Love Island: successfully fishing for new customers
June doesn’t just mark the beginning of summer, but also the return of the television cultural phenomenon that is Love Island. Debuting this year to its highest episode viewing figures to date, Love Island continues to make its weekday splash. Those retailers associating themselves with the match-making show are naturally looking to captialise on its incredible popularity.
This season, Missguided is the exclusive fashion provider for the Islanders. Fans of the show can now shop what the contestants are wearing through the show’s app in real time. While the concept of shopping clothing from a show isn’t new, with retailers needing more than ever to target new audiences, is this a revenue stream that more retailers should be focussing on?
The latest Kantar Worldpanel fashion data shows that the online channel is growing year on year at 8%, while in-store sales are in decline. Mobile sales are the fastest growing area, up 62% YOY, and now account for one in five of all online sales. Looking to make the most of mobile is therefore a no brainer for retailers, especially those looking to target younger consumers.
For Missguided, a show like Love Island is a marketing match made in bikini-clad heaven. Looking to bring in new shoppers, the show allows the retailer to tap further into the ever-valuable under 35 market, which accounts for £12 billion of fashion spend each year. This group becomes even more important within mobile sales, making 58% of mobile fashion purchases, with this growing at 54% year on year.
But it's not just about preferred channels. When targeting under 35s, it is important for retailers to understand their attitudes in order to know how best to to appeal to them. Under 35s are 50% more likely than the average shopper to shop using interactive social media. They are also more than twice as likely to take fashion inspiration from social media. In terms of behaviour influences, celebrities heavily influence their fashion purchasing decisions with under 35s being two and a half times more likely than the average shopper to take fashion inspiration from stars. Lastly, this demographic is nearly three times more likely than average to keep its finger on the fashion pulse and loves to wear trendy clothes.
While only time will tell if the Love Island partnership will prove fruitful, this is just one example of how retailers can actively engage new shoppers where they are already spending time, instead of waiting for shoppers to come to them. With retailers now competing increasingly with offerings outside of their traditional fashion competitor set, it is crucial to convert shoppers while you have their attention. As shopper behaviour and engagement changes, retailers must innovate and modernise with them to stay top of mind.
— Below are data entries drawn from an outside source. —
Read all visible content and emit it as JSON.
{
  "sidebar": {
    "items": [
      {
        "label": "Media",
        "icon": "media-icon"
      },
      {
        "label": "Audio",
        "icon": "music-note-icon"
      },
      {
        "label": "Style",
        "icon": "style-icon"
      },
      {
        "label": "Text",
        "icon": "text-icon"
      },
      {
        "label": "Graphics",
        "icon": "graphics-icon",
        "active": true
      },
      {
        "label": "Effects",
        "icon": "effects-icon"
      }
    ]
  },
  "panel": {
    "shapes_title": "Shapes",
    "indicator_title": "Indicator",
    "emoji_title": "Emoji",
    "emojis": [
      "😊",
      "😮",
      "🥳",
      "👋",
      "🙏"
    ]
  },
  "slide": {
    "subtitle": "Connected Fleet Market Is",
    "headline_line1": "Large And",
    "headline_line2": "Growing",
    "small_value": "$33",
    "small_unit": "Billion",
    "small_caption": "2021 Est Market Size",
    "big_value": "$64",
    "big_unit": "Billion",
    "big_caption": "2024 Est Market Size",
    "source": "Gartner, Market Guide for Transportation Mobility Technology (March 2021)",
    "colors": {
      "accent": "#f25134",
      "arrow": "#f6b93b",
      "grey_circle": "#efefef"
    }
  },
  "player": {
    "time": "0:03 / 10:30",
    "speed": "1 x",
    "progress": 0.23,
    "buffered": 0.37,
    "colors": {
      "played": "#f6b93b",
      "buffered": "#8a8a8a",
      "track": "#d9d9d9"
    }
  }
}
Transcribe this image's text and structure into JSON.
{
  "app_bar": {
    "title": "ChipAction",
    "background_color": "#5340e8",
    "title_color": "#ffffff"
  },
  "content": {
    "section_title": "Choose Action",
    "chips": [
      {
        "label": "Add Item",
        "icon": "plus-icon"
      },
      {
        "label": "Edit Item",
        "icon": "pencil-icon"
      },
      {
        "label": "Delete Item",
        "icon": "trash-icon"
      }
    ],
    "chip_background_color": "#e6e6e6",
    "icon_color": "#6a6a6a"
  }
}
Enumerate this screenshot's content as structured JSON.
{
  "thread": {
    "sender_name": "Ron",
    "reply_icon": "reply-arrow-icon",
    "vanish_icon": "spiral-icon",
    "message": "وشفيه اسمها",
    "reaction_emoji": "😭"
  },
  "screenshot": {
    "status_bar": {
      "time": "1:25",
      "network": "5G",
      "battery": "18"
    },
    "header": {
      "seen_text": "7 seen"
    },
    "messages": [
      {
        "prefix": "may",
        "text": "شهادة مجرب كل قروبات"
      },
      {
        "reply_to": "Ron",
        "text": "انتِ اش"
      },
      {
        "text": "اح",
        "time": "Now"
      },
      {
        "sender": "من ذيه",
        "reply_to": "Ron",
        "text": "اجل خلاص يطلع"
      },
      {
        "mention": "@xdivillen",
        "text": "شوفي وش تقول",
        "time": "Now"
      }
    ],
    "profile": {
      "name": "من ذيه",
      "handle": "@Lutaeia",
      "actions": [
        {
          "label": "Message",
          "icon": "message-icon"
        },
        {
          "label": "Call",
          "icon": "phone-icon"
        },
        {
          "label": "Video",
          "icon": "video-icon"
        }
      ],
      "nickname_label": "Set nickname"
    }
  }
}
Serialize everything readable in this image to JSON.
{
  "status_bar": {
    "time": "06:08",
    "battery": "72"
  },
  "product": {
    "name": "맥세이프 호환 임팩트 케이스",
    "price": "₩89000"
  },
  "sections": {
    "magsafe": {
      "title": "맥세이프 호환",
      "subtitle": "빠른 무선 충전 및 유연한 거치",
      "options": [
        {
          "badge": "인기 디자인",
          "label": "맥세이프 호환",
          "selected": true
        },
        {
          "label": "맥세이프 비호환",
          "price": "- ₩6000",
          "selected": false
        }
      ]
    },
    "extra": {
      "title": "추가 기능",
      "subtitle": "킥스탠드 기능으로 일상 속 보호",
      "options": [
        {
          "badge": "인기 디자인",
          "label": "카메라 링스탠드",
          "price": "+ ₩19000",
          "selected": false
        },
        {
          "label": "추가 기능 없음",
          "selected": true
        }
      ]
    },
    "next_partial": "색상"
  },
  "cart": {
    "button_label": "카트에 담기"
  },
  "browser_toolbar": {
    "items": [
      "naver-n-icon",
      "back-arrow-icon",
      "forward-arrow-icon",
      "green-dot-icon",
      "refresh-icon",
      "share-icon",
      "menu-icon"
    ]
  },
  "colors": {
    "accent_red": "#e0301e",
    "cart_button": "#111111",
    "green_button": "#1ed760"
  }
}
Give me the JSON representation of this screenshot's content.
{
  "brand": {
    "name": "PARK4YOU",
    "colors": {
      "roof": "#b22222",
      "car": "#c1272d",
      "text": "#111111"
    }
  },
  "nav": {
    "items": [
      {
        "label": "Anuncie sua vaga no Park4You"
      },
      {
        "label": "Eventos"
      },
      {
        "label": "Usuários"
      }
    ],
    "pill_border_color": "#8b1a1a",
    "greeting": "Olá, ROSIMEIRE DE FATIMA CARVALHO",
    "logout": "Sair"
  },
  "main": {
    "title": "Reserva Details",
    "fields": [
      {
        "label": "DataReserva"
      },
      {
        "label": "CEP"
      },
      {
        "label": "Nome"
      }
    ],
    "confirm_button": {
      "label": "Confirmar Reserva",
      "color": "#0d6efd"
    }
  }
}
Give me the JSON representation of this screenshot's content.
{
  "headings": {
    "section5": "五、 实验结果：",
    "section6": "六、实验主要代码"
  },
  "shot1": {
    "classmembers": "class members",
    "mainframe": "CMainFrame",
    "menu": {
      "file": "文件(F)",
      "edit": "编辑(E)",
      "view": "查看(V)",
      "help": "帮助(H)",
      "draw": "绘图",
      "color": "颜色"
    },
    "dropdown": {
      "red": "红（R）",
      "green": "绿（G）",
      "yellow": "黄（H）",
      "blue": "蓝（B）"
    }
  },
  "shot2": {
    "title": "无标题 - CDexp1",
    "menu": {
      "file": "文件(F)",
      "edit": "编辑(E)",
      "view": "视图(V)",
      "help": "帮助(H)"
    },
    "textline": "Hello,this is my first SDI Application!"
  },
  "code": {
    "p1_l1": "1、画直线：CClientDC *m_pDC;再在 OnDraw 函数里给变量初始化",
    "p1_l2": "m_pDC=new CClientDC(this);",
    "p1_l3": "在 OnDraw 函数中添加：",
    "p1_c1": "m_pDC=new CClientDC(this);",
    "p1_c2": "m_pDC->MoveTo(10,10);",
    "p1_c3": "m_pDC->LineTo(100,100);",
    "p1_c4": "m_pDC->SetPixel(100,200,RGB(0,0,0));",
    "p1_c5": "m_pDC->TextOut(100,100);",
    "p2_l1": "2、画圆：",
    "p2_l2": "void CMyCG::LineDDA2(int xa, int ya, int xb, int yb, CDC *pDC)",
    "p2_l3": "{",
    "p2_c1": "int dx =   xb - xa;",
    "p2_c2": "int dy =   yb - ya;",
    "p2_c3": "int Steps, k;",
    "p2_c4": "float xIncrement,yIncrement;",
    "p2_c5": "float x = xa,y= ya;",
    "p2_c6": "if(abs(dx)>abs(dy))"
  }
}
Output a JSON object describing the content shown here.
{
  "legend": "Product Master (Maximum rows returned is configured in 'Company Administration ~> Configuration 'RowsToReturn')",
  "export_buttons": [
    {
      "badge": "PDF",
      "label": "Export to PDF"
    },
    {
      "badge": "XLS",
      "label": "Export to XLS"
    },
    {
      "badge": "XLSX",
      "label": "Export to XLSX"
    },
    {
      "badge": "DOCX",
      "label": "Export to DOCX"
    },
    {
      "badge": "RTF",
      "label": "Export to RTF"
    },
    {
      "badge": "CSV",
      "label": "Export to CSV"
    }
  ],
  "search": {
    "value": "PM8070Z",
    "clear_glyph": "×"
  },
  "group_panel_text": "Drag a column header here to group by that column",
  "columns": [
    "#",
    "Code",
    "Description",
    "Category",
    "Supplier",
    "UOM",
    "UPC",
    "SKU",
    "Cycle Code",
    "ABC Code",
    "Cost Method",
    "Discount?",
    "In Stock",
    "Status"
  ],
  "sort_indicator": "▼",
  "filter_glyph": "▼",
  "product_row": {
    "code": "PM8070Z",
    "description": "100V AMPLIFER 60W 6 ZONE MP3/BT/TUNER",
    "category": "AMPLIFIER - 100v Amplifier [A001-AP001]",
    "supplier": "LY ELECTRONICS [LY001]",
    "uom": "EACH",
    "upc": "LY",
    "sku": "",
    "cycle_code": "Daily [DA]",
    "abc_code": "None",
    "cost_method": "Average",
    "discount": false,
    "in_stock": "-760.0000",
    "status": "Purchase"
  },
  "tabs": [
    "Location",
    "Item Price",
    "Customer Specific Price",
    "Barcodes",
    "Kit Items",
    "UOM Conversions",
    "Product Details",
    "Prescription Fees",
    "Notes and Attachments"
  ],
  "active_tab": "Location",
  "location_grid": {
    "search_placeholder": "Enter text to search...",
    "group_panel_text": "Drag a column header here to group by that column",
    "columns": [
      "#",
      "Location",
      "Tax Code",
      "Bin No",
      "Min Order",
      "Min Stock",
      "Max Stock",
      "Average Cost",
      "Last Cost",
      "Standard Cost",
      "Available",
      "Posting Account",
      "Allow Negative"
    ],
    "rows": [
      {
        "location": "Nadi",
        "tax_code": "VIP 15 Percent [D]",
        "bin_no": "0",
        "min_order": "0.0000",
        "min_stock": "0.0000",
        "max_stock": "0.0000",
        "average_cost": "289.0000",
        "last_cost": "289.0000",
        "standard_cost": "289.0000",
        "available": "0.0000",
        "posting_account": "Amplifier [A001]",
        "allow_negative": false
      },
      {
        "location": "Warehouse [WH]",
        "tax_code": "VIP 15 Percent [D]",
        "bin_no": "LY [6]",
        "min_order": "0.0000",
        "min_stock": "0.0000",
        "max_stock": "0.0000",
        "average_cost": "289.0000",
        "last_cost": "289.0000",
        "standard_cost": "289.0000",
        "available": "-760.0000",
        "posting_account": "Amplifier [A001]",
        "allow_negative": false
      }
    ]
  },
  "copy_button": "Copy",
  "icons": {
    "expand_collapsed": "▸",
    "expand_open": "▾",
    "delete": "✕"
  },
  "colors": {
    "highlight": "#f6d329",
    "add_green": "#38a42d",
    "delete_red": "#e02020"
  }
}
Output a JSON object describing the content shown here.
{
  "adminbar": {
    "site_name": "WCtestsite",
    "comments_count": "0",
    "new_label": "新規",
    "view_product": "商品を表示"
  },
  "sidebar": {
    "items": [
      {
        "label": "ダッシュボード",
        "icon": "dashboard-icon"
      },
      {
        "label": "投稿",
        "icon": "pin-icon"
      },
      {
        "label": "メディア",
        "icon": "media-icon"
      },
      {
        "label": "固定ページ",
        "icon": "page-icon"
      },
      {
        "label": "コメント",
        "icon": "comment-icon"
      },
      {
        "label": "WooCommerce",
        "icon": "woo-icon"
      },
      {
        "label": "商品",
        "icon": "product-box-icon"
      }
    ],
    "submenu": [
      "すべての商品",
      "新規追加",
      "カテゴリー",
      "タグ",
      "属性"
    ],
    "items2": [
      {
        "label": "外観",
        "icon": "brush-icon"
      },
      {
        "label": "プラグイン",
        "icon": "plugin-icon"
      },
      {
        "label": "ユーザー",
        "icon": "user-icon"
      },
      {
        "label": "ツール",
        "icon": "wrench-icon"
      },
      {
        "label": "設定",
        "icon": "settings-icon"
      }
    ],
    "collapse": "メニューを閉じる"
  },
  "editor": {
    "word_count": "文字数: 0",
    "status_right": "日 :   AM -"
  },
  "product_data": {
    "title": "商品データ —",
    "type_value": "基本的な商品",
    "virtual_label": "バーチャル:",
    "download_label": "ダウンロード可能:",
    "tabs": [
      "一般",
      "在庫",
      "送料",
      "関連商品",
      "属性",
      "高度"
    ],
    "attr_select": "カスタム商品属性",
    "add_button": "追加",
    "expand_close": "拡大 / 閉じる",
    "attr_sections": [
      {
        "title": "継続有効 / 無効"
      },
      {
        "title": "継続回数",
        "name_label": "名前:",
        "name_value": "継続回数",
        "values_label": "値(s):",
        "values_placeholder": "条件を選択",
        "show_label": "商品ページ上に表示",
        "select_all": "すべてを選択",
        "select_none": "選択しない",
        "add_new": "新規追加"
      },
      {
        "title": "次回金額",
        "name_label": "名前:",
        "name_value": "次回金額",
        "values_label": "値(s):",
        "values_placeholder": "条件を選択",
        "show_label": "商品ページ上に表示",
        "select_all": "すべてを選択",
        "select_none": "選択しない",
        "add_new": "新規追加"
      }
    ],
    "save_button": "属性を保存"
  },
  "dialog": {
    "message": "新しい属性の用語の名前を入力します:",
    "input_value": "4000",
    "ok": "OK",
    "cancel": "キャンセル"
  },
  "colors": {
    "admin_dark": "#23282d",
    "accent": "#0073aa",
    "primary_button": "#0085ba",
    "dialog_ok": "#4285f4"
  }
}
By better understanding shoppers' and target demographics' mindsets, media habits and shopping behaviour, fashion marketing teams will stand a greater chance of expanding their shopper base by genuinely appealing to consumers in new and engaging creative ways.